e-Patient Dave said...

What strikes me is, this is what you get with a company (in this case Delta) that profoundly disempowers its employees: some come right out and tell you that, and others actually give you wrong answers, probably with the best of intention.

I'll bet you dollars to donuts that the N.Y. agent has either been beaten for or been threatened with beatings for failing to extract the $50 from a passenger regardless of whether it makes any sense.

And it's no surprise to me that not a soul was able to refund the money - just give you a discount IF you return to give them more business - not a bit of help for anyone who's irritated and vows never to return. Classic.

Wouldn't ya like to have a face to face talk with the managers up the line, IF they'd be willing to sit & face a customer on whom their policies were inflicted?

PJ Geraghty said...

Without trying to get into your mind, how was this a "satisfactory outcome" for you?

Delta took an extra $50 from you, then wasted your time (and that of six different employees...certainly more than $50 in salary and benefits) before grudgingly agreeing to allowing you to use that $50 towards a future flight.

It's not clear what the load was on your original flight, but if they were oversold, you actually did them a favor, instead of the other way around. Same thing if there was a chance of weather difficulty or a mechanical issue with the plane...getting you back to Boston earlier meant they'd have to rebook one less person.

I sometimes fly another airline (based out of Dallas, known for low fares) and this is the one rule that they have that makes me crazy (a significant cost to change to an earlier flight)...why not make such changes free on a first-come, first-serve basis?

Paul Levy said...

True, in that only the money was somewhat satisfactory.

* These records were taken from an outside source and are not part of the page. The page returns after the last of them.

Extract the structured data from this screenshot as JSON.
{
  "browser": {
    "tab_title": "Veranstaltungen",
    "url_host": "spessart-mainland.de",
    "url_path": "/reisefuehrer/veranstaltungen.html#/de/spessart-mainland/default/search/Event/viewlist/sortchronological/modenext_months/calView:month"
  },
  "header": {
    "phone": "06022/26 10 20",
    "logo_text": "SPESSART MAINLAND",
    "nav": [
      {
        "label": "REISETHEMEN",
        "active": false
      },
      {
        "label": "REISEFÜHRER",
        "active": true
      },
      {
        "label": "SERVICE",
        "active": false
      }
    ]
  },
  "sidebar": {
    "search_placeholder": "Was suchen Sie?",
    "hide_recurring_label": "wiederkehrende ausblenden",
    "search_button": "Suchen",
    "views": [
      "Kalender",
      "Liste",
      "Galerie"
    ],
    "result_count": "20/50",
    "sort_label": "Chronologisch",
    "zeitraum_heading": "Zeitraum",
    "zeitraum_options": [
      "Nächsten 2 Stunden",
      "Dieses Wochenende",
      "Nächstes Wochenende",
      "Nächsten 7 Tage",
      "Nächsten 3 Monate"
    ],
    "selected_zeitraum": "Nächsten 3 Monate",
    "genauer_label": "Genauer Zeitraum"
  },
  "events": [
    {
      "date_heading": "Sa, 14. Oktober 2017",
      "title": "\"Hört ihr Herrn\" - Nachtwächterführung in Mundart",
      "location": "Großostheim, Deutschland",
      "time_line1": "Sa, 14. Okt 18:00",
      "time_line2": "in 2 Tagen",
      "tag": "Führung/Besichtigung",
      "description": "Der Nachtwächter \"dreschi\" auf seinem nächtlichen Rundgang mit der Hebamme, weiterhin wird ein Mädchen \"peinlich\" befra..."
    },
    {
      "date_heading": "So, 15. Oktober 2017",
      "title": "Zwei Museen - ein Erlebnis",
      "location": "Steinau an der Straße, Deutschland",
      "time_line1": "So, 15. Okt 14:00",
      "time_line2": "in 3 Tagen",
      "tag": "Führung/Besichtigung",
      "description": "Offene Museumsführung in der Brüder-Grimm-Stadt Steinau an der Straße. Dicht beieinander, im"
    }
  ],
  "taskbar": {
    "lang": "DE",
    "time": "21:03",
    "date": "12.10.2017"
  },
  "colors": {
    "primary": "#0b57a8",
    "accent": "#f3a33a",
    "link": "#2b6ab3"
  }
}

Neville Sarkari MD, FACP said...

I think that this clearly is a result of corporate culture rather than policy. Of course, culture drives the policies.

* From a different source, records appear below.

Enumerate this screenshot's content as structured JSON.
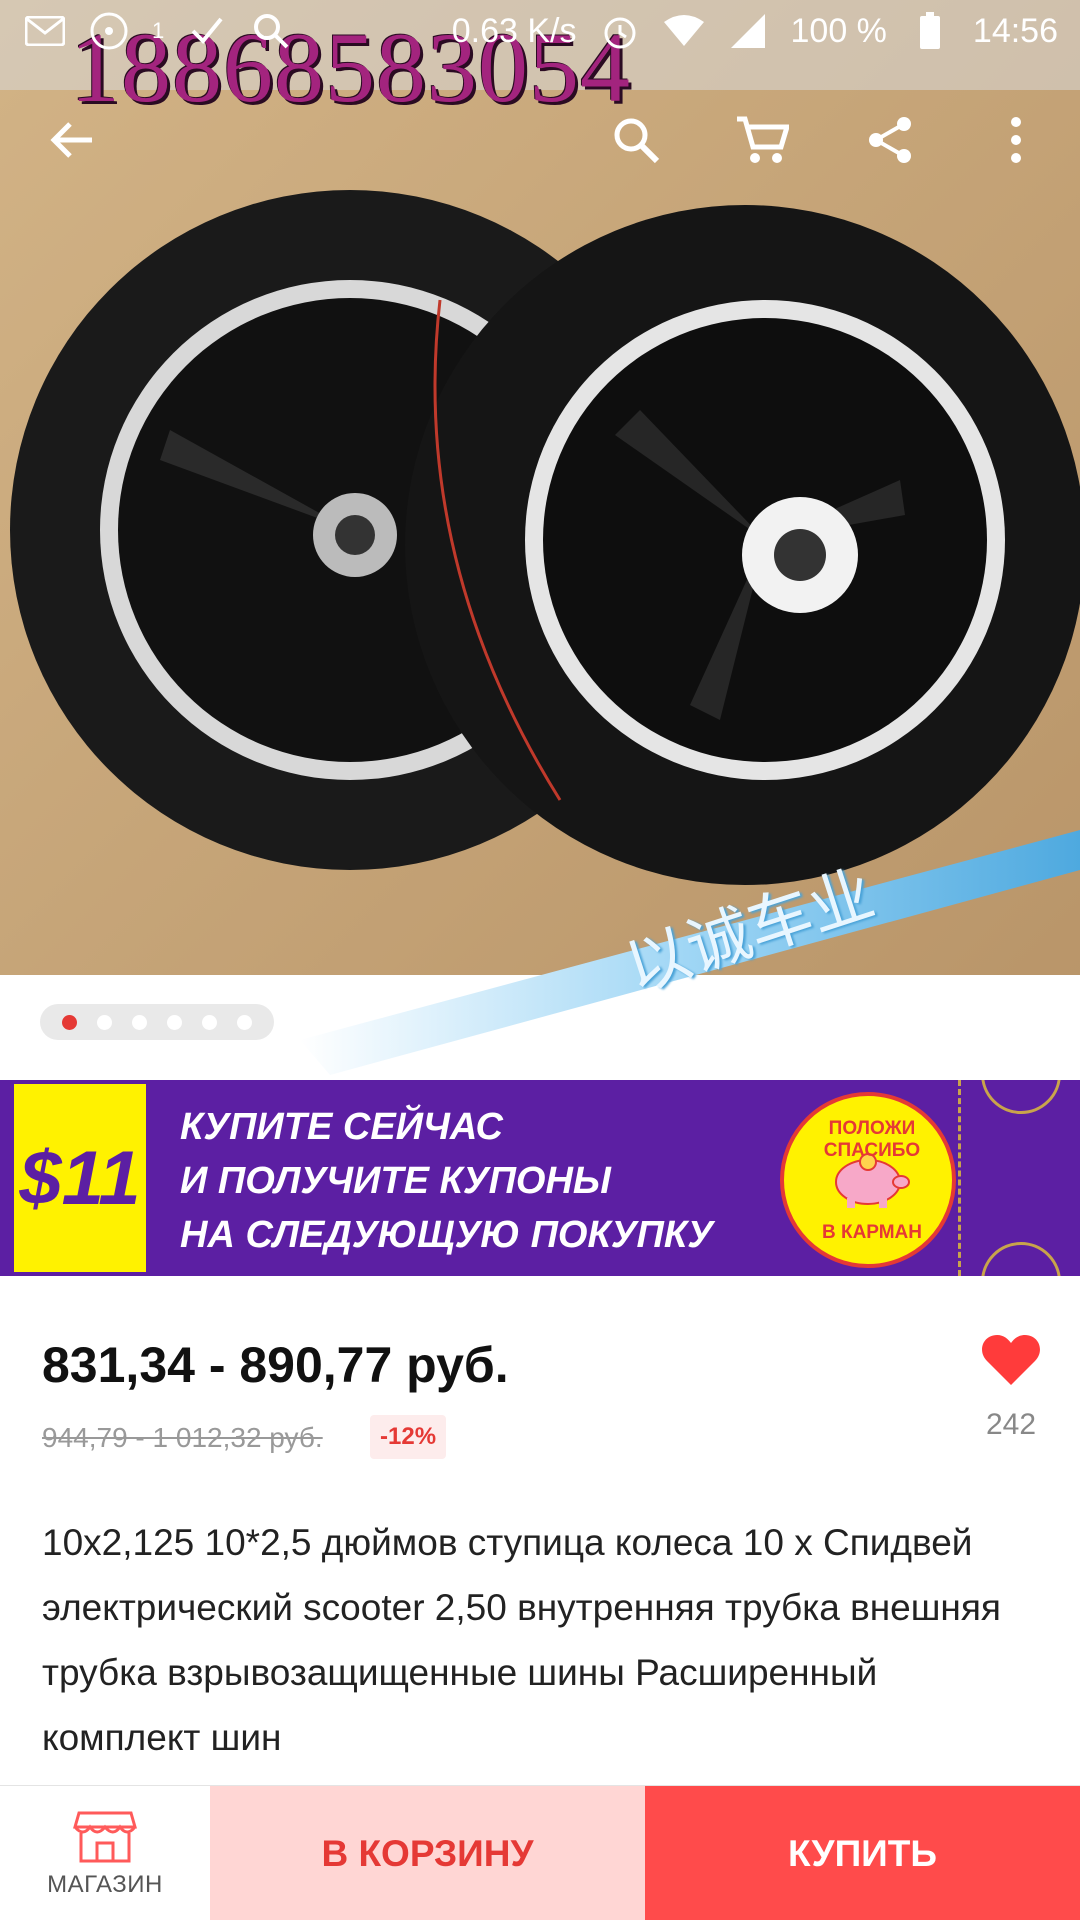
{
  "status_bar": {
    "speed": "0.63 K/s",
    "battery": "100 %",
    "time": "14:56",
    "signal_digit": "1"
  },
  "product_image": {
    "watermark_phone": "18868583054",
    "watermark_text": "以诚车业",
    "dots_total": 6,
    "active_dot": 0
  },
  "promo": {
    "amount": "$11",
    "line1": "КУПИТЕ СЕЙЧАС",
    "line2": "И ПОЛУЧИТЕ КУПОНЫ",
    "line3": "НА СЛЕДУЮЩУЮ ПОКУПКУ",
    "badge_top": "ПОЛОЖИ СПАСИБО",
    "badge_bottom": "В КАРМАН"
  },
  "price": {
    "current": "831,34 - 890,77 руб.",
    "old": "944,79 - 1 012,32 руб.",
    "discount": "-12%"
  },
  "favorites": {
    "count": "242"
  },
  "product": {
    "title": "10x2,125 10*2,5 дюймов ступица колеса 10 x Спидвей электрический scooter 2,50 внутренняя трубка внешняя трубка взрывозащищенные шины Расширенный комплект шин"
  },
  "actions": {
    "shop_label": "МАГАЗИН",
    "cart_label": "В КОРЗИНУ",
    "buy_label": "КУПИТЬ"
  },
  "colors": {
    "accent": "#e53935",
    "banner_purple": "#5c1fa3",
    "banner_yellow": "#fff200"
  }
}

PJ above mentions flying on SWA. I try my very best to do all my flying with them simply because their culture is geared toward doing the right thing most of the time. Certainly my experiences with them have been far better than with the others.

The reduction in available seats over the past 2-3 years has just made their poor customer service that much more visible...

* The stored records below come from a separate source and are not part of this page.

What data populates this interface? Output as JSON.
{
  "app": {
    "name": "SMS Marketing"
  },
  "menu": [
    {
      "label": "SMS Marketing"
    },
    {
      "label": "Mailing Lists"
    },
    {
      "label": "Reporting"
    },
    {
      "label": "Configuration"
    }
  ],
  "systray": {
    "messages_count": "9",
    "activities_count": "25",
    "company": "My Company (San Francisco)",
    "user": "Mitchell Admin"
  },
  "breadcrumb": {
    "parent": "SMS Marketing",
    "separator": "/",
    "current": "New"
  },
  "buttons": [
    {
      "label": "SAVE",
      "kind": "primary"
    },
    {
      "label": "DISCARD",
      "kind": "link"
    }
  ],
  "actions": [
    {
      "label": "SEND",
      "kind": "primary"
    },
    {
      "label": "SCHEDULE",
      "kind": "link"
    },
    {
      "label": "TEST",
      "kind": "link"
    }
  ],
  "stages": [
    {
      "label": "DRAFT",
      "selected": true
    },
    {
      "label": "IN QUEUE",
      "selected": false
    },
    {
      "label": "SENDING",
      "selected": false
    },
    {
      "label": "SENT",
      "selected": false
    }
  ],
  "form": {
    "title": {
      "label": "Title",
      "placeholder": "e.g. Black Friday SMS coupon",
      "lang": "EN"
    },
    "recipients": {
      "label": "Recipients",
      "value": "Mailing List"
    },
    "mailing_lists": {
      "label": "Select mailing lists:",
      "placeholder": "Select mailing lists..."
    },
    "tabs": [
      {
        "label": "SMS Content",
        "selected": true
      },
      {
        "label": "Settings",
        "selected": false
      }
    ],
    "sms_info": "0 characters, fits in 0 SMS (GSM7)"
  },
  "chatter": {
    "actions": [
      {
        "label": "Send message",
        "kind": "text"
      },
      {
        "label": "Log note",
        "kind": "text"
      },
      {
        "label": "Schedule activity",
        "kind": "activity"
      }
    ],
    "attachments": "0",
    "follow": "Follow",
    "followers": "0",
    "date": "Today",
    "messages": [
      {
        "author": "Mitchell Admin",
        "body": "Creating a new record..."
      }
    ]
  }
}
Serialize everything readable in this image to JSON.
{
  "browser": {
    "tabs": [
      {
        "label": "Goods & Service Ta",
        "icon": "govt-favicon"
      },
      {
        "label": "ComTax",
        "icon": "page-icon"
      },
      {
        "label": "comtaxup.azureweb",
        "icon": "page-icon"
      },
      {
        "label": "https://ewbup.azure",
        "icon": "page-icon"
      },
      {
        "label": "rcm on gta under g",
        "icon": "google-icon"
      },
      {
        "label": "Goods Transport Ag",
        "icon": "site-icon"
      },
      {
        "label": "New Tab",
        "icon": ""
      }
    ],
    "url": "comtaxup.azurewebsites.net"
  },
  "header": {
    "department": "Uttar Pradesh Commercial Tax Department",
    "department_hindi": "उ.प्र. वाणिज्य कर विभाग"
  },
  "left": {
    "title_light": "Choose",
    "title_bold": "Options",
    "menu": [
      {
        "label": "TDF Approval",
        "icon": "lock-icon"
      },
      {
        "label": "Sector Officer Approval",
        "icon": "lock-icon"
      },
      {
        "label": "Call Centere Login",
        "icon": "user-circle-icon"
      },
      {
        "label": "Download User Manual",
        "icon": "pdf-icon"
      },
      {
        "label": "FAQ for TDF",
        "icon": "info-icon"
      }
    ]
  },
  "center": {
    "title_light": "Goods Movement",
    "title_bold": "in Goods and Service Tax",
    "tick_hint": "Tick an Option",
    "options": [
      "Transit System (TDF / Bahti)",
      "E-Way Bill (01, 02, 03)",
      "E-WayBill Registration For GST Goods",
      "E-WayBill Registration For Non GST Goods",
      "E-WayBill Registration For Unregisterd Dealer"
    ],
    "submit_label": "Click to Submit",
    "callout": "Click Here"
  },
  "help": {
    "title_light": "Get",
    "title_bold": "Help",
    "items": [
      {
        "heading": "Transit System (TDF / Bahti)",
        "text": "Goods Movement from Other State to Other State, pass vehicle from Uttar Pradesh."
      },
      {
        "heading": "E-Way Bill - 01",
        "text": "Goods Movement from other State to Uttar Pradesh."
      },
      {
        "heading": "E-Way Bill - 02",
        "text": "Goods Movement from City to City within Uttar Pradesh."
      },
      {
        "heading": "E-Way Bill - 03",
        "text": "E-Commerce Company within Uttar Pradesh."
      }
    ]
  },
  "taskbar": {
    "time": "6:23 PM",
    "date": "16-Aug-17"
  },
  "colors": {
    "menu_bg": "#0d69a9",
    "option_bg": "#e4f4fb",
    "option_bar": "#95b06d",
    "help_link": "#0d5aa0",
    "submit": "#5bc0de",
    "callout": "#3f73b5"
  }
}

clsmt said...

SWA has some of the best customer service in the business. I recently had to fly to visit family for a funeral on what was, by cruel coincidence, my son's fifth birthday. The flight attendants, upon finding out that it was his special day, gave him stickers, wished him a happy birthday over the intercom, gave him a pile of snacks and after the flight the pilot let him go in the cockpit and check out the controls on the plane. They even finnessed some sibling jealousy by talking to my daughter and admiring a picture she was drawing of the flight (which she then gave to the attendants).

Long story short, both my kids want to be pilots. The crew and pilot rescued my son's fifth birthday with a ton of happy memories (right after the flight we went straight to the memorial service but that's not what my son remembers about the day). I couldn't be more grateful.

Why shouldn't we expect this level of service from the "full service" guys?

Anonymous said...

Clear example of being treated like a piece of revenue vs. a loyal customer. The whole "class of seat" comment (compartmentalized structure of airplane revenue) is a little too much information for me. Is the upholstery adorning Seat 8B different from 28F - really?

At least you're not paying for a view ...

Anonymous said...

About 12 hours after this post appeared, I was at the Urban Grape, a wine store next to Star Market in Chestnut Hill MA. It was a minor matter where the person could easily have seen things my way but chose not to. Instead, the person said: ``I don't make the rules.'' I loved it! I suggested she read your blog Paul.